The Swedish authorities are outspoken supporters of international regulation in the field of cryptocurrency under the auspices of the UN, including the rejection of national norms and practices in favor of future international standards, as evidenced by the proposal of Sweden in the Economic and Financial Affairs Council of the European Union.
Rather Enabling Legal Environment
6.24 points
Regulatory Convergence
Sweden is missing comprehensive legislation specifically designed to regulate the blockchain and cryptocurrencies. Individual reports, statements and preliminary judgments are formulated by a number of agencies, including the Riksbank, the Financial Supervisory Authority (FSA, Finansinspektionen) and the Swedish Tax Agency (Skatteverket), but these explanations are not exhaustive. At the same time, at the moment, the legal positions of the agencies do not cause serious contradictions.

Definiteness of Legal Regulation
Sweden does not have any specific regulation that deals with cryptocurrencies. A number of agencies have issued statements, reports, and preliminary judgements on how they interpret cryptocurrencies and how such currencies relate to Swedish law. The Riksbank and FSA do not define the cryptocurrency as a currency. The Swedish Financial Supervisory Authority (Finansinspektionen) only stated that Bitcoin is subject to its regulation, since cryptocurrency trading is categorized as "other financial activity" (annan finansiell verksamhet), which is actually equivalent to the status of a means of payment. Currently there are no specific regulations governing ICOs in Sweden, as it goes beyond the existing laws.

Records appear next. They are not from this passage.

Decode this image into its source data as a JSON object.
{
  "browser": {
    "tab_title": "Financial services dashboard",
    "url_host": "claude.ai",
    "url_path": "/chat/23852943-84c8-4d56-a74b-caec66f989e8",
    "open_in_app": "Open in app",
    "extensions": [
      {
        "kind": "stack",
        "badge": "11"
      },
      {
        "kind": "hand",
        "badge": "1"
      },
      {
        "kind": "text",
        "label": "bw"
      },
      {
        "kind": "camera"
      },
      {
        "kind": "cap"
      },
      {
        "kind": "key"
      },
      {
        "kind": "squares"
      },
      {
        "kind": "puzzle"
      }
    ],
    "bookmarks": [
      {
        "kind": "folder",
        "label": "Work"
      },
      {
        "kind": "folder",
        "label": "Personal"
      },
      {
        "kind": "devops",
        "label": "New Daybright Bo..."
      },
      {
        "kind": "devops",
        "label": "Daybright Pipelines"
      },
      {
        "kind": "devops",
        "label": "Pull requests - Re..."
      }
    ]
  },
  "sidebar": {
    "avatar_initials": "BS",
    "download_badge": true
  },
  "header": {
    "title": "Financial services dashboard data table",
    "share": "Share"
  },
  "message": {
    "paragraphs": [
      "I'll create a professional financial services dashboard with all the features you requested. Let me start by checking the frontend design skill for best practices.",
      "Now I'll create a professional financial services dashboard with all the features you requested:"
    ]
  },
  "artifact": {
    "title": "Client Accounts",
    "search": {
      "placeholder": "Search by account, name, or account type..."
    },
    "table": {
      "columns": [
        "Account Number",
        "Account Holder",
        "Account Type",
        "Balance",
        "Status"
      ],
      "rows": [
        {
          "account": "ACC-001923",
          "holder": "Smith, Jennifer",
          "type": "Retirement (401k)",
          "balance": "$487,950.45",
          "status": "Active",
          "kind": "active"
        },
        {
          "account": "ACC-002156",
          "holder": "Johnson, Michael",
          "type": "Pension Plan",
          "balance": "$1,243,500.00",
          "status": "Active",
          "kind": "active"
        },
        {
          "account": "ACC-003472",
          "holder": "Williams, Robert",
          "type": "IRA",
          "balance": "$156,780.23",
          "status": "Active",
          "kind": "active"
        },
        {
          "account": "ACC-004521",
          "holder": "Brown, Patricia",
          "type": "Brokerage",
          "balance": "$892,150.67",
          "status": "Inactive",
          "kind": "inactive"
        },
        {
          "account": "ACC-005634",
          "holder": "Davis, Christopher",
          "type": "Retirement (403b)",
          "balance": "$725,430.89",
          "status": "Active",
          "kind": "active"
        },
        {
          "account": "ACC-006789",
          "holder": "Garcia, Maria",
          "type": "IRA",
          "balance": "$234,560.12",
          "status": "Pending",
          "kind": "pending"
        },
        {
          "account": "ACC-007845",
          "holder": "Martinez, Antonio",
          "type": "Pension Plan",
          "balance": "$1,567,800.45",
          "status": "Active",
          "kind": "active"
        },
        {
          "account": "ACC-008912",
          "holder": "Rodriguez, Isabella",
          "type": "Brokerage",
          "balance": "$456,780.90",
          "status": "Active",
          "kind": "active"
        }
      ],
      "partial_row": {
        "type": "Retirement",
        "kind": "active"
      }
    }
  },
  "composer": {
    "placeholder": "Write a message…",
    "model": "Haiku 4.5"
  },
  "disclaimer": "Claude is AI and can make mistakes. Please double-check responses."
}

Stability of Legal Regulation
The government is not keen to regulate the crypto sphere. Such organizations as the Riksbank, the Ministry of Finance, and the FSA note high risks for investors in the field of cryptocurrency, primarily because of the high volatility, secondly, because of the lack of guarantees from state bodies. However, the prospects of developing special legislation are not yet visible – representatives of state agencies refrain from making any declarations about their intention to regulate. The Government of Sweden is strongly in favor of international regulation of bitcoin and other cryptocurrencies.

Adequacy of Legal Regulation
In general, the government is not keen to impose strict regulation on the cryptocurrency sector, believing that excessive regulation can only do harm. On the one hand, such a position creates some uncertainties in regulation, and on the other hand, it allows regulators to comply with market requirements for regulation. The blockchain technology sector also enjoys a rather favorable environment and will likely be further regulated within the framework of the European Blockchain Partnership. The blockchain is used at the official level (by the government organization Lantmateriet) and is not subject to criticism from the authorities.
Situation with the Rule of Law
Sweden has high indicators of the rule of law, ranking 4h in the world among 113 countries. The conditions of the legal regulation of blockchain and cryptocurrencies are neutral, and since the values of the sub-criterion of the rule of law are high (0.86), the amount of the difference between weighted (multiplied by Rule of Law Index score) and unweighted assessments are not significant.
Enabling Infrastructure Environment
9.55 points
Sweden ranks 5th in the UN Global E-Government Development Index. Sweden also has high business environment development indicators ranking 10th in the world.